1. Keep the bar close to your body. Ideally the bar should drag against or be nearly touching your legs on the entire way up. I see this common mistake as I’m coaching. When the bar is out away from your body, you are causing dangerous torque on you back. I have seen it before in competition when a friend of mine made this mistake as he was lifting and unfortunately he shattered one of his vertebrae. So by keeping the bar close you should be in better position.
2. Wear flat sole shoes or go barefoot. One reason why using flat soled shoes or going barefoot works better is that you are lower to the ground. This means that you are pulling from less of a deficit with the smaller amount of cushion that is between your feet and the ground. You are also the most stable when you are barefoot. If you don’t want to deadlift barefoot that’s fine, try to wear flat soled shoes such as converse or minimalist shoes. The additional cushion may make your feet feel better as you are lifting, but just remember if you are trying to get every last pound that you can then you may want to consider minimal cushion.
3. Use your breath. As you may already know, breathing is key in lifting, and exercising for that matter. But are you sure that you are breathing the best way? Although it is not bad to inhale through you mouth before you start your lift, I want you to try something for me: take a big breath in through you mouth. Now do you feel how all that air that you inhaled seems to have filled up you lungs? Alright now try the same experiment only inhale through you nose and see if you can feel the difference. As you inhale through your nose, you are filling up your diaphragm which in turn builds pressure behind your abs. This forms a “safety belt” by using the internal pressure from the air you just inhaled.

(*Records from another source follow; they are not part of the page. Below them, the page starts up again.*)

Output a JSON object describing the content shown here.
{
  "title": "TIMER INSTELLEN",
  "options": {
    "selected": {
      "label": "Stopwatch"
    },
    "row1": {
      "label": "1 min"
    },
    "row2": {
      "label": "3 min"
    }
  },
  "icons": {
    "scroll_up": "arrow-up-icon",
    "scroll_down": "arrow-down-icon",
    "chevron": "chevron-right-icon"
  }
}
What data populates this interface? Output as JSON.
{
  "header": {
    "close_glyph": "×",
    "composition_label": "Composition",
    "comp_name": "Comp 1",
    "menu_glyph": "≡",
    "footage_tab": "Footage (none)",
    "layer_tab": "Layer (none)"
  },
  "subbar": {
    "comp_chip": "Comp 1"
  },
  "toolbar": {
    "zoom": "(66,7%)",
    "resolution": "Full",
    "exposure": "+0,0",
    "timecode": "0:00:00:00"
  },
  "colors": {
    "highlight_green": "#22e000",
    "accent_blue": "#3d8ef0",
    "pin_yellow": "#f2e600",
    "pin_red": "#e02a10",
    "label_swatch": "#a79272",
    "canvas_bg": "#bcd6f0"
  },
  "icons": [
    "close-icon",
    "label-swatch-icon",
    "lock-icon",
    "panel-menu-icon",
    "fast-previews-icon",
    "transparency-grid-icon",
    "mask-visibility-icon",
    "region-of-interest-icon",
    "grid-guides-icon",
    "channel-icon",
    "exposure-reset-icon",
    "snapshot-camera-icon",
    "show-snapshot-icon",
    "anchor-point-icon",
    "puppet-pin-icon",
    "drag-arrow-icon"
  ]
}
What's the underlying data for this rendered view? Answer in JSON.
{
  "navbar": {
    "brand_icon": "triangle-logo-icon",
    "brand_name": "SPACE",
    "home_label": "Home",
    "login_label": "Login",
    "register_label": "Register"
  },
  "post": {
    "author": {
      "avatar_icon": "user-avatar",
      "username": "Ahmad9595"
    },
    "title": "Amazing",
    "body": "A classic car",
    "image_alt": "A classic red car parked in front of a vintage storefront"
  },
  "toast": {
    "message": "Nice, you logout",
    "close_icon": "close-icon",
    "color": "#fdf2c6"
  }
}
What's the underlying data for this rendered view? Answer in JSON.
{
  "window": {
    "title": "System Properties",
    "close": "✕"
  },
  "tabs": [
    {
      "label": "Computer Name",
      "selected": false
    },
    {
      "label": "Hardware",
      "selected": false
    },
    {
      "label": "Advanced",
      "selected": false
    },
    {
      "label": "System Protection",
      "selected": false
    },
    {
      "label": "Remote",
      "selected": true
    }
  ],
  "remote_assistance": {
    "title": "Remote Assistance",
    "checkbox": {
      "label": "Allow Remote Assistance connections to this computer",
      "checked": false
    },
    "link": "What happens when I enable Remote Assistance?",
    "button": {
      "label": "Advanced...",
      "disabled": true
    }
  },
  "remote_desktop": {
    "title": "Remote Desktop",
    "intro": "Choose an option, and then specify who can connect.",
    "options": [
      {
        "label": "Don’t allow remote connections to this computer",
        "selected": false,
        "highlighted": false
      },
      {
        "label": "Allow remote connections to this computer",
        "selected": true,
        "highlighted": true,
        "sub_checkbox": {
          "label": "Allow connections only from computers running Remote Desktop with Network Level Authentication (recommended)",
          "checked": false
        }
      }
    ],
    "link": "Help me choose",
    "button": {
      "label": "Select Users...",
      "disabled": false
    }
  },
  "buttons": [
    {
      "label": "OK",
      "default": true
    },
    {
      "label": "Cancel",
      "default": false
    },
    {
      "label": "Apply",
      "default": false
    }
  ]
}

4. Add additional torque through your hips. As you are getting into your starting stance, you go through your mental check list. Alright so my hips are back….my back is flat…..I just took a big breath of air (through my nose)….my shoulders are set….I think I’m ready to start and crush this weight….WRONG. So you think you have gotten all of your muscles tight and ready to go, but you forgot one major muscle group that could use a little more torque to ensure that you are truly ready to start the lift. As you get set you need to drive your knees outward. This will ensure that your hips are fully contracted. The additional torque is going to make you hips more stable which means you are lifting safer. Now that you have gone through everything and you are ready to begin the lift, I have one last tip for you to do.
5. Pull your chest up. It is better to think of this movement as pulling your chest up rather than pulling the weight back and up. By concentrating on pulling your chest up, you will be less likely to round your back. Problems can occur if you allow your back to round out as you are pulling the weight. Most of the injuries during deadlift occur when there is a change of back position during the movement. So if you can’t get to the proper starting position with your back flat then you should end your deadlift in the same back position as you started it in. The same applies with starting with a flat back, you should keep the same back position through the whole movement.